We connected around 6 p.m. and had a few more hours before sunset. We went to the bookstore and a couple of museums, all the while chatting and enjoying each other's company in person. Prior to meeting, we'd established a comfortable rapport, and I was happy that it translated into real time. There's always that risk that meeting someone you like online or on the phone will be a disaster in person. We hit it off really well and when it came time to break our fast, we drank water and had a lovely dinner at a Mediterranean spot.
In that one day of fasting, I learned a lot about myself, particularly about my reliance upon food to fill spaces, emotionally and timely. I eat when I'm bored. I eat when I think I should. I eat things I know I shouldn't. I throw out a lot of food. I take for granted that food is always available to me. I also learned a bit about my patience and how quickly I move on from one thing to the next, especially when I grow incredibly bored or exasperatingly frustrated with it. That day tested my willpower, my patience, and my commitment to things greater than me and I learned that I have greater capacity than previously imagined.

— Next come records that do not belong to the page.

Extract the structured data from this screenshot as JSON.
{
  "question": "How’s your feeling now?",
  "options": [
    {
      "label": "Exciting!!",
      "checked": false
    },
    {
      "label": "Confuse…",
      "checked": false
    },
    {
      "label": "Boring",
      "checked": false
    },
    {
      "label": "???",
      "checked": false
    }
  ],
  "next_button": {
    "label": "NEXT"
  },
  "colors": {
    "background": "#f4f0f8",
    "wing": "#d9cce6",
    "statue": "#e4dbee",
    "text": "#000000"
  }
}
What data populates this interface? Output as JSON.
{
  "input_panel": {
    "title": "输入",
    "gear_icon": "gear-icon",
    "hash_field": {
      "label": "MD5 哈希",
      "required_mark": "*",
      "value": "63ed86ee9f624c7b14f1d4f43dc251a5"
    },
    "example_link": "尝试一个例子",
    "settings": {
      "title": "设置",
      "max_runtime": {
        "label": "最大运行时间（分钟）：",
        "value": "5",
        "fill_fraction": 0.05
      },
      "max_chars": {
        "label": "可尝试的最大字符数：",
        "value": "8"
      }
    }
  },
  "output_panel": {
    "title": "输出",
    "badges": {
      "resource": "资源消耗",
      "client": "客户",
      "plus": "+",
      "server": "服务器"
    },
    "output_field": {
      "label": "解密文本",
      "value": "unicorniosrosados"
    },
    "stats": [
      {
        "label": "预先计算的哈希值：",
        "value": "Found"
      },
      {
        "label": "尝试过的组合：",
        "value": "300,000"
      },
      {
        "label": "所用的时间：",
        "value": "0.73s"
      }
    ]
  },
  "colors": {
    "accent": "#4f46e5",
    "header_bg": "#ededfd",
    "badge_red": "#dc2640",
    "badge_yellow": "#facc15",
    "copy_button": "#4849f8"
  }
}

I fasted with him again last year, though that time, it was more for me than for him. It was extremely difficult and I was unable to fast in the way that I wanted to-- I was totally unprepared and approached fasting in ways that weren't the most supportive of the challenge. I did, however, find myself connecting more with that voice inside of me that I feel had been quieted for some time. People of all faiths and spiritual inclinations choose fasting as a means of connecting to an alternative consciousness, as the deprivation alters chemical balances in the mind and body. This definitely happened for me and I embraced it, as I felt myself achieving clarity on so many issues.
This year, I'm committing to a better fast. At first I wasn't going to do it because I was concerned about the effect on my metabolism. I've been trying to lose weight and was concerned that a month of fasting would throw off my progress. Ultimately, I decided to fast and commit in a way I haven't before. Ramadan is important to him, but it has become quite important to me, too. I found myself becoming excited and prepping for our times together during the fast-- waking him up for suhoor, laughing/praying through the hunger pangs, and preparing a bountiful iftar for him.
I'm happy to share in this tradition with him, especially as I find my way and walk towards reverting to Islam myself. I've been able to connect with so many wonderful Muslim women online and they inspire me daily. I feel closer to being "home" and more connected to the love of my life than ever before.